Day one started with a decision to “divide and conquer,” to soak up more knowledge from concurrent sessions jam-packed with knowledge. As I furiously jotted notes and snapped iPhone shots of PowerPoint presentations, I was convinced of several things: 1. My website wasn't as good as I thought. 2. Any type of writing class in my first 50 years of life would have been enormously helpful. 3. The experts and fellow writers were community, not competition. By the end of the first day, we had conquered nothing except finding bathrooms and snack tables.
By day two we gave up on conquering and focused on companionship. Together we attended the first workshop on branding using social media tools. I peered over at Mom’s notes knowing she had no idea what Facebook Live was on “The Facebook,” as she called it. I was clueless too. I did, however, receive one of the most important pieces of advice from presenter Cindy Ratzlaff when I asked about my brand and audience. After sharing a few sentences of my background and writing topics, this stranger responded assuredly without pause, “Write to people just like you — an empty nester, Christian mom.” That one sentence provided instant clarity.
Feeling empowered and now connected with other attendees, Mom and I found our way to lunch as the program began with the coronation of the conference king and queen. As Master of Ceremonies Patricia Wynn Brown spoke of a mother-daughter team she had met the previous day, the story grew familiar. Emotions overcame me with her words, “Will our new queen, Lori Mansell, please come forward with her daughter Julie.” On the stage, Kathy Kinney (aka “Mimi” from The Drew Carey Show) placed a jeweled plastic crown on Mom’s head, and the newly crowned queen was offered a moment at the microphone, “I’ve always wanted to be a writer, and you’ve all inspired me,” she began. “I’m going to write a book. It’s never too late. This is a new beginning.”

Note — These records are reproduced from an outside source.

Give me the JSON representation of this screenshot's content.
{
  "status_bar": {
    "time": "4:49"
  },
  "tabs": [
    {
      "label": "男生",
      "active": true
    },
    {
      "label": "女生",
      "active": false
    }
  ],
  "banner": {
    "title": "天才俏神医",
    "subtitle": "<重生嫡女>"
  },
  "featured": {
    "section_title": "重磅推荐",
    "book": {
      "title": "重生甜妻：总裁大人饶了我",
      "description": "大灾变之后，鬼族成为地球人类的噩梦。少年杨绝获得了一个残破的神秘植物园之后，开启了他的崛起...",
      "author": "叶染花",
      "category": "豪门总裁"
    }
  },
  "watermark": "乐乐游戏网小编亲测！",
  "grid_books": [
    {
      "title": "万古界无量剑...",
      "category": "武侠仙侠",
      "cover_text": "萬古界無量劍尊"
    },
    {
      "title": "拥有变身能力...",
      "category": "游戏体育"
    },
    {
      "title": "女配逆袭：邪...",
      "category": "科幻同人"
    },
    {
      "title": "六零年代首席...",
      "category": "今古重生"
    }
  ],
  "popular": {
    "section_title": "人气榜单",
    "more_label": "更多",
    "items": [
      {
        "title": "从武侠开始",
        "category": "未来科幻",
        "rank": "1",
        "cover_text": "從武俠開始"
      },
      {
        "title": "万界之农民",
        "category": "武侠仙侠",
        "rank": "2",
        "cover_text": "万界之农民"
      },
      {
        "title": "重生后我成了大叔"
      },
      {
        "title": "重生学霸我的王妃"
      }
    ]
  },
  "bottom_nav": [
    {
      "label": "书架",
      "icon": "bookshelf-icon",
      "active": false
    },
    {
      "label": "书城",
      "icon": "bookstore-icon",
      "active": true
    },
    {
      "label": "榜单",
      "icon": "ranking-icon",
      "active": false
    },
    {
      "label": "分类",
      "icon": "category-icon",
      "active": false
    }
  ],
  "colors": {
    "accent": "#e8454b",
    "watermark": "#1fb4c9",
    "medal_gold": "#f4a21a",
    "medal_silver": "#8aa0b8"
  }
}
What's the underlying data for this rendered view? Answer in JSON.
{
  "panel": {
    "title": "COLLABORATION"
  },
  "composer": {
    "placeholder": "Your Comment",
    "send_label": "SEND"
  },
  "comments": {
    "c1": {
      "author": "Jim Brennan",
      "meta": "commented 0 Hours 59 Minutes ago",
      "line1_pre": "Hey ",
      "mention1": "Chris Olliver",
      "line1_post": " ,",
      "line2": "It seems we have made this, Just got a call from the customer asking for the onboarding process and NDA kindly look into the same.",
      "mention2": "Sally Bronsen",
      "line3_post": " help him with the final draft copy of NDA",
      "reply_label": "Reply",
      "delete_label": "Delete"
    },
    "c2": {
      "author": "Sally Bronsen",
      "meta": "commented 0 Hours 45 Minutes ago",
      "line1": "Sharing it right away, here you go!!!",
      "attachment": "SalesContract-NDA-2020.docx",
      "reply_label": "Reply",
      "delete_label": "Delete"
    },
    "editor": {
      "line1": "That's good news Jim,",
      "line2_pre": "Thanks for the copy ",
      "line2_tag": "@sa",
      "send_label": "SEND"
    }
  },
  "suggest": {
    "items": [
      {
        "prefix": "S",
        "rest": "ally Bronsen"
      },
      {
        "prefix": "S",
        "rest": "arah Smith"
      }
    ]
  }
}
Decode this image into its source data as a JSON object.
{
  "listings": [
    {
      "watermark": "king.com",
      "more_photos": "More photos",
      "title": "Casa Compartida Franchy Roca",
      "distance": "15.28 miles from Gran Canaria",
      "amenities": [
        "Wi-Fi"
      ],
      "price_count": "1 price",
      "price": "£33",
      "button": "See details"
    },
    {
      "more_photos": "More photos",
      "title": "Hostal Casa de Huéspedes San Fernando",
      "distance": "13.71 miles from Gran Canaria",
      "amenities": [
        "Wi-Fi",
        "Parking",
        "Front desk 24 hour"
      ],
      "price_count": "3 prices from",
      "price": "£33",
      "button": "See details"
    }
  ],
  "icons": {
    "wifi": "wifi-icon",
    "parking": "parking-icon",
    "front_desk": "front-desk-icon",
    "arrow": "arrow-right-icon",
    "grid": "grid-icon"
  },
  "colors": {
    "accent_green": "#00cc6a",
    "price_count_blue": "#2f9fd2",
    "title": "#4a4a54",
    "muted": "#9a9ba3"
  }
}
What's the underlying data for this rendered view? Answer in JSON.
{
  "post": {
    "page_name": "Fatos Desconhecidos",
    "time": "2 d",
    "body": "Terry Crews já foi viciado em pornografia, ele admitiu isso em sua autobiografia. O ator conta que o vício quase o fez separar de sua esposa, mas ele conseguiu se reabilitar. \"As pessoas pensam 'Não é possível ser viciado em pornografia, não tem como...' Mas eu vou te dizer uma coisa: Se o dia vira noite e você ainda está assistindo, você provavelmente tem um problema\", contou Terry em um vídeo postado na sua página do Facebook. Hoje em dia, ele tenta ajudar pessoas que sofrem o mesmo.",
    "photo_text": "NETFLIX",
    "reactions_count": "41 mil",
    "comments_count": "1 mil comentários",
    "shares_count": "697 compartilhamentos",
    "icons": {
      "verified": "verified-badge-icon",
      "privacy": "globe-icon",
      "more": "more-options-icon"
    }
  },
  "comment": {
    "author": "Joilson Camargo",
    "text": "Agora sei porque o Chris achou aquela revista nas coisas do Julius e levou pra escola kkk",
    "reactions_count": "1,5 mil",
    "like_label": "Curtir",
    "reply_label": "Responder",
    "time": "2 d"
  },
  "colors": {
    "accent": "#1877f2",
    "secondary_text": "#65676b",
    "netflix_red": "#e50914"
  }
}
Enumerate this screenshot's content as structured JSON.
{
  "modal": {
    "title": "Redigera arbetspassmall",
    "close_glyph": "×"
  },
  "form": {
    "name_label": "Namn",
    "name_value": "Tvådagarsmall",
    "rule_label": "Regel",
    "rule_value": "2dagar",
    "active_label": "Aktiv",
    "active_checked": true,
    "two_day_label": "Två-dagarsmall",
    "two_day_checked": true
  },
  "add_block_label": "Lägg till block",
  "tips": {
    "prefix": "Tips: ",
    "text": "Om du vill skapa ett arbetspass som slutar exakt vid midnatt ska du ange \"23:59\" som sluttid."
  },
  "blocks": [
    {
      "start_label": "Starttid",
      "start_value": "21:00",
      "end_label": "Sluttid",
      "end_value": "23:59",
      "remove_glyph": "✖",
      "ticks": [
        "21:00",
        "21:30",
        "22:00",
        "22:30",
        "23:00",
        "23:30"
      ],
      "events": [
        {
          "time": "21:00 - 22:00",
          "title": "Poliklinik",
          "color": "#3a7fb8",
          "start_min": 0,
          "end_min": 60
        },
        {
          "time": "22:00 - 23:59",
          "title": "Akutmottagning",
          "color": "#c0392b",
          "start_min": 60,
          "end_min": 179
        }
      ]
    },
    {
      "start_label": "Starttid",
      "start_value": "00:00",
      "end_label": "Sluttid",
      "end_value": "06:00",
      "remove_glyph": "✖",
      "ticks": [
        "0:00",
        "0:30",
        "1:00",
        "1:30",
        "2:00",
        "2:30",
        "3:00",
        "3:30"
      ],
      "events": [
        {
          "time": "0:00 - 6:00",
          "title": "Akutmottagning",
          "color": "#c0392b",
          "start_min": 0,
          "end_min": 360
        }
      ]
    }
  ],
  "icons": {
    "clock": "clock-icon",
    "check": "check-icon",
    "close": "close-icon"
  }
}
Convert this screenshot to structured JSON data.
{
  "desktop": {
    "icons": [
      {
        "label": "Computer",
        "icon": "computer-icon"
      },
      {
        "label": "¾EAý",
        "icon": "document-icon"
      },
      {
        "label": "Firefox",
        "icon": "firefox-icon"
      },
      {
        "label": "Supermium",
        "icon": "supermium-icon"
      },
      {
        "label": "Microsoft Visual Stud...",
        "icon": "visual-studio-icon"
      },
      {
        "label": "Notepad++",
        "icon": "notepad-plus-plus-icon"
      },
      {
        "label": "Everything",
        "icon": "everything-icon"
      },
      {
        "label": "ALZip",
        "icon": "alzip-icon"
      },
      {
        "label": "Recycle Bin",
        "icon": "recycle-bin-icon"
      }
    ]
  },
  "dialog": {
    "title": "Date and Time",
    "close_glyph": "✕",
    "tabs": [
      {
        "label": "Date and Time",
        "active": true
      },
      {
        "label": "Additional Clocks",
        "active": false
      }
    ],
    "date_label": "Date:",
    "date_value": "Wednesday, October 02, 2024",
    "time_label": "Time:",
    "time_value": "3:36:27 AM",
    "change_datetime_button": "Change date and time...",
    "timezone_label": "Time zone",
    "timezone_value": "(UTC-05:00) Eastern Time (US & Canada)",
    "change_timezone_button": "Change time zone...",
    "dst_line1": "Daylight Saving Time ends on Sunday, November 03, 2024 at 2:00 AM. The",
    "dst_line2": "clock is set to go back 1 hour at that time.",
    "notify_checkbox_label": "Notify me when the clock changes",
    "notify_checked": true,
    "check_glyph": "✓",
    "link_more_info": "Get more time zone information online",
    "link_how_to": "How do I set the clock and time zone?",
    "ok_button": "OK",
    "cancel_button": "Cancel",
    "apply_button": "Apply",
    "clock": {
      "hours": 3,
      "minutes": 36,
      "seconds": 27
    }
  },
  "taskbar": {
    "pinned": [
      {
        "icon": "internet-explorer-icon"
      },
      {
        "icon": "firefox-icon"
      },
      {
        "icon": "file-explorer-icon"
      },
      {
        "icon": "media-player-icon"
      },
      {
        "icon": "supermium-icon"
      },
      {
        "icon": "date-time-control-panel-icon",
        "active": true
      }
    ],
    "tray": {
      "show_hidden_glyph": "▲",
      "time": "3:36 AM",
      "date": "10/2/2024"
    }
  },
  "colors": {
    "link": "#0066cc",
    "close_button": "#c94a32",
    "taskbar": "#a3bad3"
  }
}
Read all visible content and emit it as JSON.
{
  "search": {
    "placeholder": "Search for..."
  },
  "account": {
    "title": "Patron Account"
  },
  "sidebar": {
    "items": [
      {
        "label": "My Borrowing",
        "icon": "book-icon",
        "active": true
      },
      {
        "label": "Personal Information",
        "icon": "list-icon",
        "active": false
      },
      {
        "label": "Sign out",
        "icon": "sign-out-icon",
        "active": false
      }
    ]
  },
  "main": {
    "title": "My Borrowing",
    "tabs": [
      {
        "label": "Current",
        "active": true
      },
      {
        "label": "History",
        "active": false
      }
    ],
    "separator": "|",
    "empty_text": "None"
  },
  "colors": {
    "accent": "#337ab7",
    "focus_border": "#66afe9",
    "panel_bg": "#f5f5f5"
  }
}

With that, the Erma Virgin had become the admired Erma Queen, inspiring over 350 attendees from all over the country. Throughout the afternoon fellow writers greeted her with bows and hand kisses. Selfies with the royal family became commonplace. The queen perfected her regal wave. And just before we departed back to our Indianapolis castle, it could be nothing less than a divine hallway encounter that we would run into the Bombeck family. I know if Erma were still alive that she and Mom would have been great friends. At least friends on The Facebook.